As a Latino I can confirm that we did have issues with chattel slavery and we still have a significant amount of racism, however never to the degree that is experienced in the United States. Slavery was abolished in most Latin American countries with their wars of independence, and then it wasn’t replaced by institutions like the KKK or Jim Crow. Then again there are a few experiences (Chile and Argentina) were genocide of indigenous populations was carried out.

But, though racism survives in our countries, it is nowhere near as institutionalized as it is in America. I think a lot of it stems from the fact that Latinos are mostly people of color, with very few white people (safe for a couple of exceptions). Though if I’m being honest, there is a lot of internalized racism and no short amount of misogyny. For example, my country has the greatest percentage of Trump supporters among all of Latin America. And it’s wild because you read the comments section of our media on facebook and it’s all these brown skinned people cheering for Trump and parroting Nazi propaganda.

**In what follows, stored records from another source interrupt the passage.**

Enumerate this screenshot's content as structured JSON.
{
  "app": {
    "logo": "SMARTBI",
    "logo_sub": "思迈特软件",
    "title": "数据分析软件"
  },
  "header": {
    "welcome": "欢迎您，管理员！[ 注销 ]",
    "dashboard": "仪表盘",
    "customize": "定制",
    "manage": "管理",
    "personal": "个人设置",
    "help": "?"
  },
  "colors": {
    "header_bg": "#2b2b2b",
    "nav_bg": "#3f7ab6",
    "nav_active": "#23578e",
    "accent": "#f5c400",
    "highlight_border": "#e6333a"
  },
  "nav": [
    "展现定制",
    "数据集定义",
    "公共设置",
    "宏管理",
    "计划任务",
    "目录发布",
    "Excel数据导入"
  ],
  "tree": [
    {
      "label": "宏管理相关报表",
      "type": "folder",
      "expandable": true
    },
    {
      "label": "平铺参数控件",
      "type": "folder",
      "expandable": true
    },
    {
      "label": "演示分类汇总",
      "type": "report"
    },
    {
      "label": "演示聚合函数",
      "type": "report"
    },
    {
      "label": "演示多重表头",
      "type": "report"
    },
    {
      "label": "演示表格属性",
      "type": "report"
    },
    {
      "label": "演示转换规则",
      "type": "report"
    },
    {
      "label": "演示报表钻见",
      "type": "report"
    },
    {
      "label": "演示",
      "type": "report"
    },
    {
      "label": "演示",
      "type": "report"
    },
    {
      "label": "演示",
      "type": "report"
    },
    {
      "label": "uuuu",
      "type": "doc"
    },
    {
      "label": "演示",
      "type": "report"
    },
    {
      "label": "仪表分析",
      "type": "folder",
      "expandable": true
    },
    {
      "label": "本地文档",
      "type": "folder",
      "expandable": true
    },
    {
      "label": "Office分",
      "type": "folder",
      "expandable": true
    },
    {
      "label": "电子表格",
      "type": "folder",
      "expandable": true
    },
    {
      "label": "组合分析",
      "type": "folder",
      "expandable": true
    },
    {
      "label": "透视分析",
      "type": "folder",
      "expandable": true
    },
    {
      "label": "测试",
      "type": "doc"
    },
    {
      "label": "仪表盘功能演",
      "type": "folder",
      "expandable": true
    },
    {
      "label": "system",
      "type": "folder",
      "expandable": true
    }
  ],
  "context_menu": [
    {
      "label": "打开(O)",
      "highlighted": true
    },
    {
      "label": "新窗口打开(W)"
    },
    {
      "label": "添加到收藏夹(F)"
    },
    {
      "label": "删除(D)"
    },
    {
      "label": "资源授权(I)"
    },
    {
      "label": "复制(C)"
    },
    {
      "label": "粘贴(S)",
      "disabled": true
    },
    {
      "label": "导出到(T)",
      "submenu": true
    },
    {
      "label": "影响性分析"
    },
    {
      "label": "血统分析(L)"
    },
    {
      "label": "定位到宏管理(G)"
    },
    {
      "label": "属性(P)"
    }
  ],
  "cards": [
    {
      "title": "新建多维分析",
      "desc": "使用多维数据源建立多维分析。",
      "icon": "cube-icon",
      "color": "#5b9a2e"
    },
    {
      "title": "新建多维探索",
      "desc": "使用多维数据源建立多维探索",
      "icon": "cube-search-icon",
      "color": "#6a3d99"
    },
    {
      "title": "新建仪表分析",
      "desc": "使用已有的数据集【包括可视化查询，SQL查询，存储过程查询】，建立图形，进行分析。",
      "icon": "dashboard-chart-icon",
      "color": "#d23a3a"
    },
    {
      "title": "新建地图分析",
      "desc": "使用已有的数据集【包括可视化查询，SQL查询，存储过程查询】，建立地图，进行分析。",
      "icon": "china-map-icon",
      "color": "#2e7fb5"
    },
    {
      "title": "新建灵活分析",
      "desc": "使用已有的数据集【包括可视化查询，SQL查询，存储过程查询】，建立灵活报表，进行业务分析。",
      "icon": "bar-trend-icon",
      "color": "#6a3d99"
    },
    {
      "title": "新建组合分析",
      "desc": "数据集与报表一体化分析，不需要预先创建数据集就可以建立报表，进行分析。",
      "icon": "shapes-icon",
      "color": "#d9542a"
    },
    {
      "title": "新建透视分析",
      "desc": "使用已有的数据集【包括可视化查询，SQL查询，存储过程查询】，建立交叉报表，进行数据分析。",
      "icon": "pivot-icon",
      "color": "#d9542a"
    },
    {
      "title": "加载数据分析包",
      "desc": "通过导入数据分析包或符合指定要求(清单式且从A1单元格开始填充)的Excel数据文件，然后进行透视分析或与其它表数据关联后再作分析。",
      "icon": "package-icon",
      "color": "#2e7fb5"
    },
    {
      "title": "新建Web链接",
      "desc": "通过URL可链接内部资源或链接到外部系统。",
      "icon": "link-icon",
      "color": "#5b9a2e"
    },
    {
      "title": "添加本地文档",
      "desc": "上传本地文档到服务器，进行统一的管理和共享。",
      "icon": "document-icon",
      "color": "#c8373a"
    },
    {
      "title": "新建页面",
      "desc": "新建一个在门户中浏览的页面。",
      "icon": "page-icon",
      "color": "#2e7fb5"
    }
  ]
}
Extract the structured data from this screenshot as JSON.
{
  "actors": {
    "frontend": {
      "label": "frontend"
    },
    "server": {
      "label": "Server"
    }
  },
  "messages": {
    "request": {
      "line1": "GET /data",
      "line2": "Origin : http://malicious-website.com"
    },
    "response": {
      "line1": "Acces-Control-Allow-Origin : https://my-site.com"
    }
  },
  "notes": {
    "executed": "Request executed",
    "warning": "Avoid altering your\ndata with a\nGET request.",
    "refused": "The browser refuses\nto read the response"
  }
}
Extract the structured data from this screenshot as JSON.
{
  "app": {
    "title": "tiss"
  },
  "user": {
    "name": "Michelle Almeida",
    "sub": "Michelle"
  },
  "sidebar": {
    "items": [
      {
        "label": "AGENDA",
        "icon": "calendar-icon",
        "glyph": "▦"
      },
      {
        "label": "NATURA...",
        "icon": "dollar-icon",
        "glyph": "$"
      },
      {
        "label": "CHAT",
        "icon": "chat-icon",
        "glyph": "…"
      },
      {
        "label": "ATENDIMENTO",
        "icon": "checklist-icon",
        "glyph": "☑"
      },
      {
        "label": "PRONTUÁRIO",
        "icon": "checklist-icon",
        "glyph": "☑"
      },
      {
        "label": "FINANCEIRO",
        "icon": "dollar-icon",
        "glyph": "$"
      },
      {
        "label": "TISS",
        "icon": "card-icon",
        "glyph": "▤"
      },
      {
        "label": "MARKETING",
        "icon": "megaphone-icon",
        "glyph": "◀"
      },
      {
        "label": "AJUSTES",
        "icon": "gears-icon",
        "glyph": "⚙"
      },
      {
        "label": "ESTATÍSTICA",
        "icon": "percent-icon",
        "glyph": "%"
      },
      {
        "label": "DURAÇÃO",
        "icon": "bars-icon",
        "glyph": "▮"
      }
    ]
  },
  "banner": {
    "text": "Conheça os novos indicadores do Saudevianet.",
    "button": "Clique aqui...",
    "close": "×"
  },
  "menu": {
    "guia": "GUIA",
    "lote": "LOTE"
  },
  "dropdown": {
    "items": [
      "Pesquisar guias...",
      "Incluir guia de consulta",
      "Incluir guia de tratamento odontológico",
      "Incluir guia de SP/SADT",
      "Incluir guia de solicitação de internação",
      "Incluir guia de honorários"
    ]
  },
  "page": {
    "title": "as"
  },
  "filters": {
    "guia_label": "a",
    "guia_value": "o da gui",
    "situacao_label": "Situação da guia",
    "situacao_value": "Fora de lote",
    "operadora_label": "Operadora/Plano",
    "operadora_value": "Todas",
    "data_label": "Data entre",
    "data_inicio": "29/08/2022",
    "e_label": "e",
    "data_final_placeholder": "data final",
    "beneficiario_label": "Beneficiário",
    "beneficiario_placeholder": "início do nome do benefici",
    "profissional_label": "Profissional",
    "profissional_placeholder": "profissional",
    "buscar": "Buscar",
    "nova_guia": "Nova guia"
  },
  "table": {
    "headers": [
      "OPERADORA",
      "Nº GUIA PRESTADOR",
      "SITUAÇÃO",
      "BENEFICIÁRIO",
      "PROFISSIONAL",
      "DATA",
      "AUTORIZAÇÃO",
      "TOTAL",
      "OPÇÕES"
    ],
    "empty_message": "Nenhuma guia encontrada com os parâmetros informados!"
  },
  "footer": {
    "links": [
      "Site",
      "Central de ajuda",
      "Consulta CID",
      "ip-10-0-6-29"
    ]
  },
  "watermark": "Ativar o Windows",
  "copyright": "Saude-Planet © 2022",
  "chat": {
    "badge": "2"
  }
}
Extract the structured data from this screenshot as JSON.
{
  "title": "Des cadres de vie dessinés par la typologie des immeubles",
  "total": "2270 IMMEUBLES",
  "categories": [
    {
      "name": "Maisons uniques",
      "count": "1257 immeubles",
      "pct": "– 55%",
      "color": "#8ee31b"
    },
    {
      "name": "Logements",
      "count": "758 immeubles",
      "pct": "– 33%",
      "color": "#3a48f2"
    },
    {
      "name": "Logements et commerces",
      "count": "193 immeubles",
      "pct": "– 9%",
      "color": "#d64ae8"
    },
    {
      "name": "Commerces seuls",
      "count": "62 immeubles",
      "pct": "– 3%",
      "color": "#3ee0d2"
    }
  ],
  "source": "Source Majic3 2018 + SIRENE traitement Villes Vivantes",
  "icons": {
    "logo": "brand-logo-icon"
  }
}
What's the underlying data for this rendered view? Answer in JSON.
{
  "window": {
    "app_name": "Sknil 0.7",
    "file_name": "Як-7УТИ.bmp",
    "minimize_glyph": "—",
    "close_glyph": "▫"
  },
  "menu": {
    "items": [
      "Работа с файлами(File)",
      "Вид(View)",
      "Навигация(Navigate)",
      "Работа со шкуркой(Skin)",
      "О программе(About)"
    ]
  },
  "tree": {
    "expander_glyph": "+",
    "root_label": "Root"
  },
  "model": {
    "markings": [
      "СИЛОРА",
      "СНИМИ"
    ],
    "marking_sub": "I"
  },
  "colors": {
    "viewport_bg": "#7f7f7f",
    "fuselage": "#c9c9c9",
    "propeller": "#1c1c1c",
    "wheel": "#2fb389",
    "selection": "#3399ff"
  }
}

And doubtless, these people would rightfully complain if they were called a racial slur. Honestly, I don’t know what to make of it. I think it’s mostly misogyny (which is internalized as well, because plenty of these comments come from Latinas too). I’ve even met someone who had their US citizenship stripped away in one of these strange proceedings ICE and the DHS had, but he was still supporting Trump.

Policy of Madness
Policy of Madness
19 days ago

As a Latino I can confirm that we did have issues with chattel slavery and we still have a significant amount of racism, however never to the degree that is experienced in the United States. Slavery was abolished in most Latin American countries with their wars of independence, and then it wasn’t replaced by institutions like the KKK or Jim Crow. Then again there are a few experiences (Chile and Argentina) were genocide of indigenous populations was carried out.

Uh, huh. I’m sure if you were indigenous you’d have a different story to tell about the institutionalized racism of Latin American countries. Every group is capable of racism. Every group punches down when they can. Let’s not pretend that white people have a monopoly on racism or institutionalized racism, and Hispanic people are completely, or even largely, free and clear. Nobody is free and clear of racism.